Cintas Settles Overtime Class Action for $22.75 MillionThis week hundreds of delivery drivers at the nation's largest uniform provider, Cintas, were notified a $22.75 million settlement agreement had been reached in the class action overtime lawsuit, Veliz v. Cintas Corporation. It was a long road for the uniform delivery drivers, whose suit, filed in 2003, alleged Cintas misclassified thousands of their route drivers as exempt employees in order to avoid paying overtime required by state and federal laws.
"After six long years of delay tactics and needless posturing by Cintas, drivers will finally receive just compensation for overtime work performed that was wrongly withheld," said Bruce Raynor, President of Workers United, the laundry workers union that has been working with Cintas production workers seeking to form a union. "In the end justice was delayed but not denied, as Cintas ultimately agreed to the recommended settlement agreement negotiated through the arbitration process."
The Cintas drivers who pick up soiled uniforms, oily rags and other items and drop off a fresh supply were classified by the company as salaried workers instead of hourly workers, who would be entitled to overtime pay. The Fair Labor Standards Act (FLSA) requires workers to be compensated for all hours worked, unless they are specifically exempted. Executives and professionals are exempted and can be required to work more than 40 hours a week without being paid overtime. The drivers argued that their jobs driving trucks, delivering uniforms and servicing existing contracts do not make them exempt from being paid for hours worked over 40 hours.
Attorneys for the plaintiffs, Altshuler Berzon LLP, are notifying plaintiffs that the general terms of settlement had been reached. However, a frame work for allocation of funds is still being worked on and it will still be months before the final settlement agreement is approved by the court.

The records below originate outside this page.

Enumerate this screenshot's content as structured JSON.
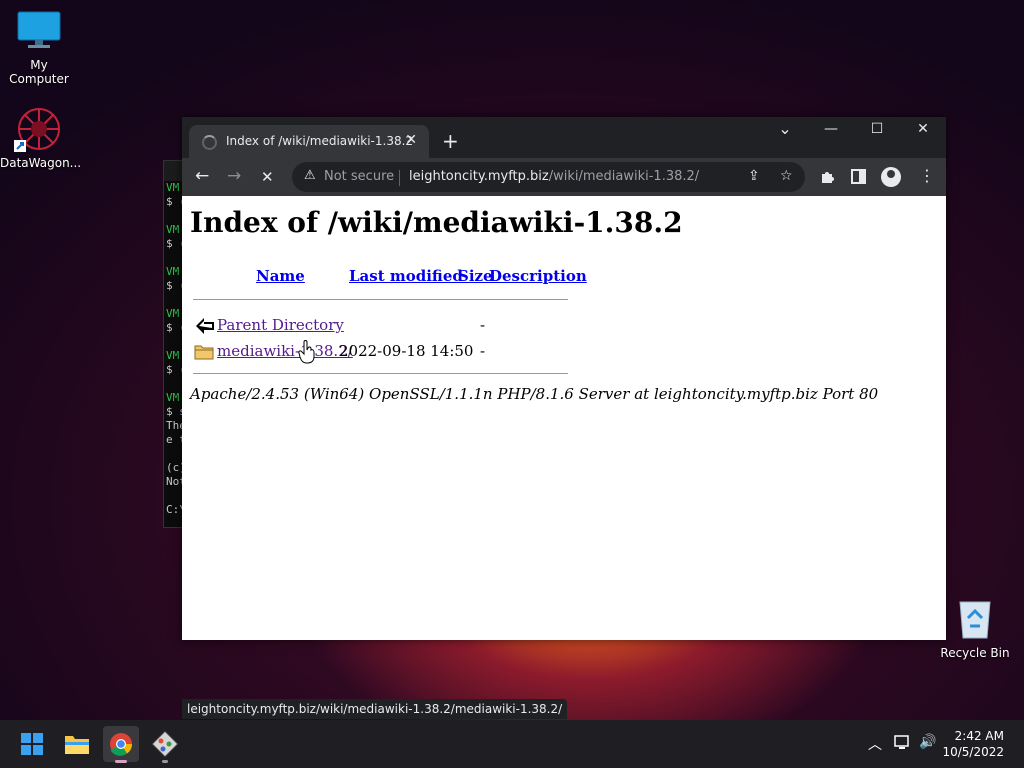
{
  "desktop": {
    "icons": [
      {
        "label": "My Computer",
        "icon": "monitor-icon"
      },
      {
        "label": "DataWagon...",
        "icon": "datawagon-icon"
      },
      {
        "label": "Recycle Bin",
        "icon": "recycle-bin-icon"
      }
    ]
  },
  "terminal": {
    "lines": [
      "VM",
      "$ (",
      "VM",
      "$ (",
      "VM",
      "$ (",
      "VM",
      "$ (",
      "VM",
      "$ (",
      "VM",
      "$ s",
      "The",
      "e t",
      "(c)",
      "Not",
      "C:\\"
    ]
  },
  "browser": {
    "tab_title": "Index of /wiki/mediawiki-1.38.2",
    "tab_close": "✕",
    "new_tab": "+",
    "window_controls": {
      "tabsearch": "⌄",
      "minimize": "—",
      "maximize": "☐",
      "close": "✕"
    },
    "nav": {
      "back": "←",
      "forward": "→",
      "stop": "✕"
    },
    "security_label": "Not secure",
    "url_host": "leightoncity.myftp.biz",
    "url_path": "/wiki/mediawiki-1.38.2/",
    "status_url": "leightoncity.myftp.biz/wiki/mediawiki-1.38.2/mediawiki-1.38.2/"
  },
  "page": {
    "heading": "Index of /wiki/mediawiki-1.38.2",
    "columns": {
      "name": "Name",
      "last_modified": "Last modified",
      "size": "Size",
      "description": "Description"
    },
    "rows": [
      {
        "name": "Parent Directory",
        "modified": "",
        "size": "-",
        "icon": "back-arrow-icon"
      },
      {
        "name": "mediawiki-1.38.2/",
        "modified": "2022-09-18 14:50",
        "size": "-",
        "icon": "folder-icon"
      }
    ],
    "server_signature": "Apache/2.4.53 (Win64) OpenSSL/1.1.1n PHP/8.1.6 Server at leightoncity.myftp.biz Port 80"
  },
  "taskbar": {
    "apps": [
      "start-icon",
      "file-explorer-icon",
      "chrome-icon",
      "git-icon"
    ],
    "clock_time": "2:42 AM",
    "clock_date": "10/5/2022"
  }
}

Cintas is the largest uniform rental provider and industrial launderer in North America. Cintas provides laundry, uniforms and other business services to customers across North America. The company has a troubling history with worker protection laws, including being assessed the largest proposed OSHA fine in the service sector for safety violations surrounding the death of Eleazar Torres Gomez in Oklahoma.